(Task brief): Below are some records; state how many of their lines contain the word "Nemesis", and add nothing.

(Available data):
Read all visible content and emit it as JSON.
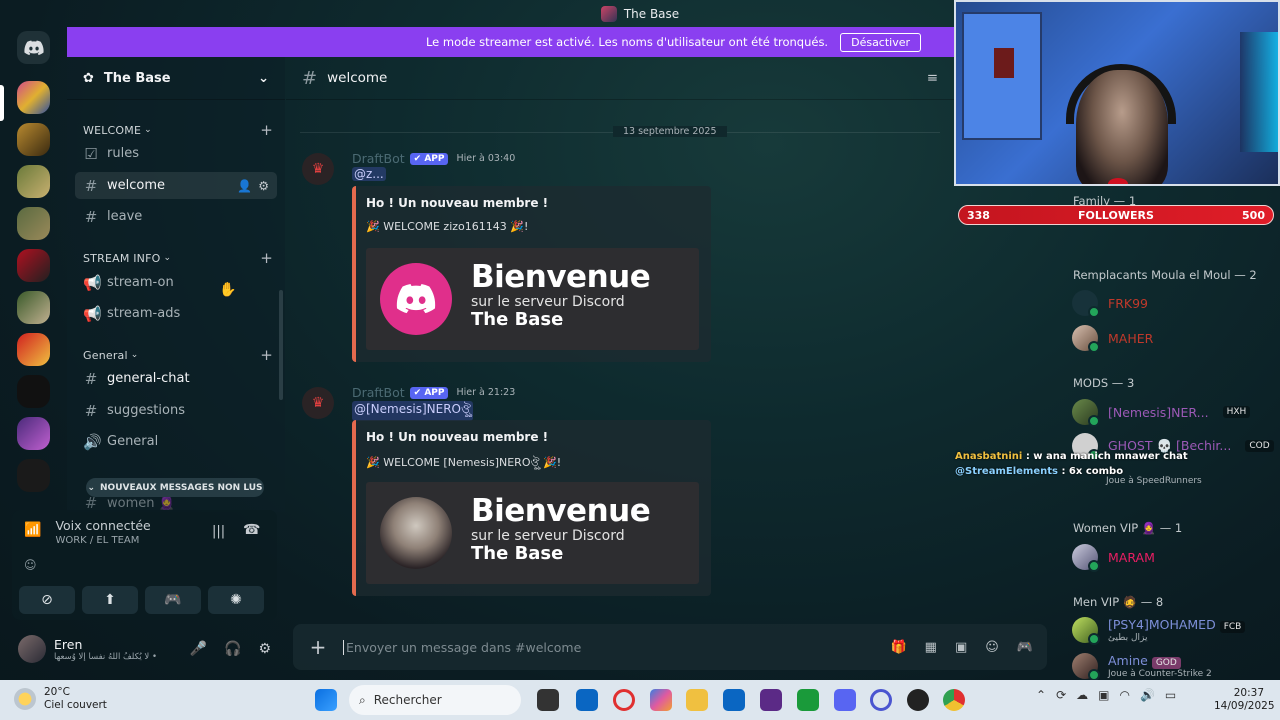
{
  "window": {
    "title": "The Base"
  },
  "banner": {
    "text": "Le mode streamer est activé. Les noms d'utilisateur ont été tronqués.",
    "button": "Désactiver"
  },
  "server": {
    "name": "The Base"
  },
  "sidebar": {
    "categories": [
      {
        "label": "WELCOME"
      },
      {
        "label": "STREAM INFO"
      },
      {
        "label": "General"
      }
    ],
    "channels": [
      {
        "label": "rules",
        "icon": "rules-icon"
      },
      {
        "label": "welcome",
        "icon": "hash-icon"
      },
      {
        "label": "leave",
        "icon": "hash-icon"
      },
      {
        "label": "stream-on",
        "icon": "megaphone-icon"
      },
      {
        "label": "stream-ads",
        "icon": "megaphone-icon"
      },
      {
        "label": "general-chat",
        "icon": "hash-icon"
      },
      {
        "label": "suggestions",
        "icon": "hash-icon"
      },
      {
        "label": "General",
        "icon": "speaker-icon"
      }
    ],
    "new_messages": "NOUVEAUX MESSAGES NON LUS",
    "partial_channel": "women 🧕"
  },
  "voice": {
    "status": "Voix connectée",
    "channel": "WORK / EL TEAM"
  },
  "user": {
    "name": "Eren",
    "status": "لا يُكلِّفُ اللهُ نفساً إلا وُسعها •"
  },
  "channel_header": {
    "name": "welcome"
  },
  "divider": {
    "date": "13 septembre 2025"
  },
  "messages": [
    {
      "author": "DraftBot",
      "tag": "✔ APP",
      "time": "Hier à 03:40",
      "mention": "@z...",
      "embed_title": "Ho ! Un nouveau membre !",
      "embed_desc": "🎉 WELCOME zizo161143 🎉!",
      "image": {
        "line1": "Bienvenue",
        "line2": "sur le serveur Discord",
        "line3": "The Base"
      }
    },
    {
      "author": "DraftBot",
      "tag": "✔ APP",
      "time": "Hier à 21:23",
      "mention": "@[Nemesis]NERO⁠ঔৣ⁠",
      "embed_title": "Ho ! Un nouveau membre !",
      "embed_desc": "🎉 WELCOME [Nemesis]NERO⁠ঔৣ⁠ 🎉!",
      "image": {
        "line1": "Bienvenue",
        "line2": "sur le serveur Discord",
        "line3": "The Base"
      }
    }
  ],
  "composer": {
    "placeholder": "Envoyer un message dans #welcome"
  },
  "followers": {
    "current": "338",
    "label": "FOLLOWERS",
    "goal": "500"
  },
  "members": {
    "groups": [
      {
        "label": "Family — 1"
      },
      {
        "label": "Remplacants Moula el Moul — 2"
      },
      {
        "label": "MODS — 3"
      },
      {
        "label": "Women VIP 🧕 — 1"
      },
      {
        "label": "Men VIP 🧔 — 8"
      }
    ],
    "items": [
      {
        "name": "FRK99",
        "color": "#c0392b"
      },
      {
        "name": "MAHER",
        "color": "#c0392b"
      },
      {
        "name": "[Nemesis]NER...",
        "color": "#9b59b6",
        "badge": "HXH"
      },
      {
        "name": "GHOST 💀 [Bechir...",
        "color": "#9b59b6",
        "badge": "COD"
      },
      {
        "name": "",
        "sub": "Joue à SpeedRunners"
      },
      {
        "name": "MARAM",
        "color": "#e91e63"
      },
      {
        "name": "[PSY4]MOHAMED",
        "color": "#7d8fd8",
        "badge": "FCB",
        "sub": "يزال بطيئ"
      },
      {
        "name": "Amine",
        "color": "#7d8fd8",
        "badge": "GOD",
        "sub": "Joue à Counter-Strike 2"
      }
    ]
  },
  "stream_overlay": {
    "line1_user": "Anasbatnini",
    "line1_text": ": w ana manich mnawer chat",
    "line2_user": "@StreamElements",
    "line2_text": ": 6x",
    "line2_extra": "combo"
  },
  "taskbar": {
    "weather_temp": "20°C",
    "weather_desc": "Ciel couvert",
    "search": "Rechercher",
    "time": "20:37",
    "date": "14/09/2025"
  },
  "colors": {
    "banner": "#8a3ff0",
    "accent": "#5865f2",
    "embed_border": "#e46a4e",
    "followers": "#d01820"
  }
}
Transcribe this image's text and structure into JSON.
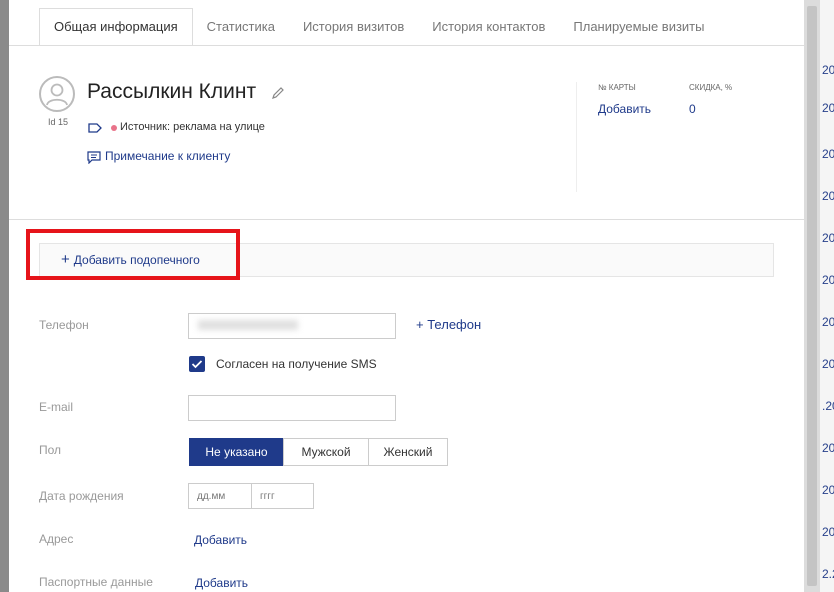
{
  "tabs": [
    "Общая информация",
    "Статистика",
    "История визитов",
    "История контактов",
    "Планируемые визиты"
  ],
  "client": {
    "name": "Рассылкин Клинт",
    "id_label": "Id 15",
    "source": "Источник: реклама на улице",
    "note_link": "Примечание к клиенту"
  },
  "card": {
    "label": "№ КАРТЫ",
    "value": "Добавить"
  },
  "discount": {
    "label": "СКИДКА, %",
    "value": "0"
  },
  "ward": {
    "add_label": "Добавить подопечного"
  },
  "form": {
    "phone_label": "Телефон",
    "add_phone": "Телефон",
    "sms_consent": "Согласен на получение SMS",
    "email_label": "E-mail",
    "gender_label": "Пол",
    "gender_options": [
      "Не указано",
      "Мужской",
      "Женский"
    ],
    "birth_label": "Дата рождения",
    "birth_day_placeholder": "дд.мм",
    "birth_year_placeholder": "гггг",
    "address_label": "Адрес",
    "address_link": "Добавить",
    "passport_label": "Паспортные данные",
    "passport_link": "Добавить"
  },
  "colors": {
    "accent": "#1f3a8a",
    "highlight": "#e6141a",
    "source_dot": "#e9738a"
  }
}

(Response): 3